**Instructions to follow:** Which of the lines in the data below contain the string "JSON"? Copy each of them.

**Information shown:**
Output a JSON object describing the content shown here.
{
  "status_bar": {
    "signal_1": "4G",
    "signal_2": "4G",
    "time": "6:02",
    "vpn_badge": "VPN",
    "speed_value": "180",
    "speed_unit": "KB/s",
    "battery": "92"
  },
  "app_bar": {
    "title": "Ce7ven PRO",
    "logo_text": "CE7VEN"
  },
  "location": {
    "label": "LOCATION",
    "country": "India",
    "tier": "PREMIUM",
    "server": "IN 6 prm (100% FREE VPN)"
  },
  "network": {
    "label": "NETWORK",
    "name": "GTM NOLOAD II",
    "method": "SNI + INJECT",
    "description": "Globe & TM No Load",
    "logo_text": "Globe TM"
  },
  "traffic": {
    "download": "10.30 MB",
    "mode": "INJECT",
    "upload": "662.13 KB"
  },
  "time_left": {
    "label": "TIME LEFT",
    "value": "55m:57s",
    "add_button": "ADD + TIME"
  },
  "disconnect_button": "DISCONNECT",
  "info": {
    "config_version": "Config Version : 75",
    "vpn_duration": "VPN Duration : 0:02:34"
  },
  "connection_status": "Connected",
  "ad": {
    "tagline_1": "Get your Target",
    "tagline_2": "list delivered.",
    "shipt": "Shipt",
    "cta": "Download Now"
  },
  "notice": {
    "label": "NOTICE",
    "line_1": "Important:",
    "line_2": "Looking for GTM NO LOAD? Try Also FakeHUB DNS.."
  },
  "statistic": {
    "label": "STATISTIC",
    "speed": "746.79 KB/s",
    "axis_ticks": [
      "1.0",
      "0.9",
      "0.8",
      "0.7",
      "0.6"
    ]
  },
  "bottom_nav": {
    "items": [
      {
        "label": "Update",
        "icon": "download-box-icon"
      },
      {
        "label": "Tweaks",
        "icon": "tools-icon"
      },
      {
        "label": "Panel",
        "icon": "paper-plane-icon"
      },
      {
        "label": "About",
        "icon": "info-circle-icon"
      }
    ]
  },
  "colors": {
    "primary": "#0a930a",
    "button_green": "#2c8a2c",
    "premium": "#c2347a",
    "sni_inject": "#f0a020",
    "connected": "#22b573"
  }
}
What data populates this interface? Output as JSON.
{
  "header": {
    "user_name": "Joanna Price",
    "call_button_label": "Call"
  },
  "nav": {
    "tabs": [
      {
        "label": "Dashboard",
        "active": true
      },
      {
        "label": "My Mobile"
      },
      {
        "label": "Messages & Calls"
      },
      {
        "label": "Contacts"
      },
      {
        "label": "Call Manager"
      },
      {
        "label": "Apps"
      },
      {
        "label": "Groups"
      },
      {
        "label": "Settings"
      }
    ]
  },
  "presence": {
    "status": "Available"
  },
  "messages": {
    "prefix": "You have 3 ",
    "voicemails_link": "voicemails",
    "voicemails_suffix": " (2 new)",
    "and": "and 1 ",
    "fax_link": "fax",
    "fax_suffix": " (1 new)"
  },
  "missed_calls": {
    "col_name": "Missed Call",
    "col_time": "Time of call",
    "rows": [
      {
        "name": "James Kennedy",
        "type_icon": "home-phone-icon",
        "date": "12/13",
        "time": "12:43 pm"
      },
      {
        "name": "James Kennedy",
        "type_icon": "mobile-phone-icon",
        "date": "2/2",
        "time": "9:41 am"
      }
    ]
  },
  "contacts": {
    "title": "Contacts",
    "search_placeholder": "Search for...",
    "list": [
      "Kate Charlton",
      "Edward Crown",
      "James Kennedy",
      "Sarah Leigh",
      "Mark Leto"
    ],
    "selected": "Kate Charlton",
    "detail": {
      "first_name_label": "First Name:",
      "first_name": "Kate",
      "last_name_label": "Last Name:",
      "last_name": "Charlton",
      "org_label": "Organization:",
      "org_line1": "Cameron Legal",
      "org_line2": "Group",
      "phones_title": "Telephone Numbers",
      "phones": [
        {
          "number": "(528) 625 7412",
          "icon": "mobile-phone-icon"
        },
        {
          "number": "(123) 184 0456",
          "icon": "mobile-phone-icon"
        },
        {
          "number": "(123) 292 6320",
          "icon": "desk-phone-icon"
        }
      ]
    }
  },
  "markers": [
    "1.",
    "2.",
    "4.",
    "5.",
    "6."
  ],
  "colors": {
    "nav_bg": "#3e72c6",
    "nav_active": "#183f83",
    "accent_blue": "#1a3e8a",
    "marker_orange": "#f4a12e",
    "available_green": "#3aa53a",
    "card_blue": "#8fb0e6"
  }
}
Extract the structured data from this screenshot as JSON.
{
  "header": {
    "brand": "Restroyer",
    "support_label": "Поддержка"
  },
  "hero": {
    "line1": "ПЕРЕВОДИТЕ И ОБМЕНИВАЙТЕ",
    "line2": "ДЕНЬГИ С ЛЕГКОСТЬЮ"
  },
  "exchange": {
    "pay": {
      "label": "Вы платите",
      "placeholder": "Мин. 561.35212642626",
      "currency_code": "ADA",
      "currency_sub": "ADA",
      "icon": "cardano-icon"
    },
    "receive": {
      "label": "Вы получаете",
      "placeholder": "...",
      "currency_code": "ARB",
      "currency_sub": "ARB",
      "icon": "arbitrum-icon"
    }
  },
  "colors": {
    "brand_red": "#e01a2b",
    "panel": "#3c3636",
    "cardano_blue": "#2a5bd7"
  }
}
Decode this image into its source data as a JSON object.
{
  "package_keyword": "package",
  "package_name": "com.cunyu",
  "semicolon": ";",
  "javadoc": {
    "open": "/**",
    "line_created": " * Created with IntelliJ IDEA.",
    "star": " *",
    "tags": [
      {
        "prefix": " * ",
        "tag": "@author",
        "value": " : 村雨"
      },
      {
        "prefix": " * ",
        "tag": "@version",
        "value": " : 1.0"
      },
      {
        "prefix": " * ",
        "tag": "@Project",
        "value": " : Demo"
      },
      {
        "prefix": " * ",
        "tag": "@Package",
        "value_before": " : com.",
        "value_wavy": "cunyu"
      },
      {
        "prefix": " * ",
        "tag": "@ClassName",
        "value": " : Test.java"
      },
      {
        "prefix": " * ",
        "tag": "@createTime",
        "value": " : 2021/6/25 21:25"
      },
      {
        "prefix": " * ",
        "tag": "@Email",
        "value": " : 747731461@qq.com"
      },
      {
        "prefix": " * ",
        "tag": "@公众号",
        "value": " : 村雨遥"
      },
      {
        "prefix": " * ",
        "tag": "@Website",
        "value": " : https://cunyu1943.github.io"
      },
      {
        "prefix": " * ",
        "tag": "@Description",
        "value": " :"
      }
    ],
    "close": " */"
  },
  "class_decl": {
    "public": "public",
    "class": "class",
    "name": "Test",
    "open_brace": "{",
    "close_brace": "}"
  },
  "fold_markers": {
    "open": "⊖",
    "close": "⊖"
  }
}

**Worked solution:**
Output a JSON object describing the content shown here.
What data populates this interface? Output as JSON.
Extract the structured data from this screenshot as JSON.
Decode this image into its source data as a JSON object.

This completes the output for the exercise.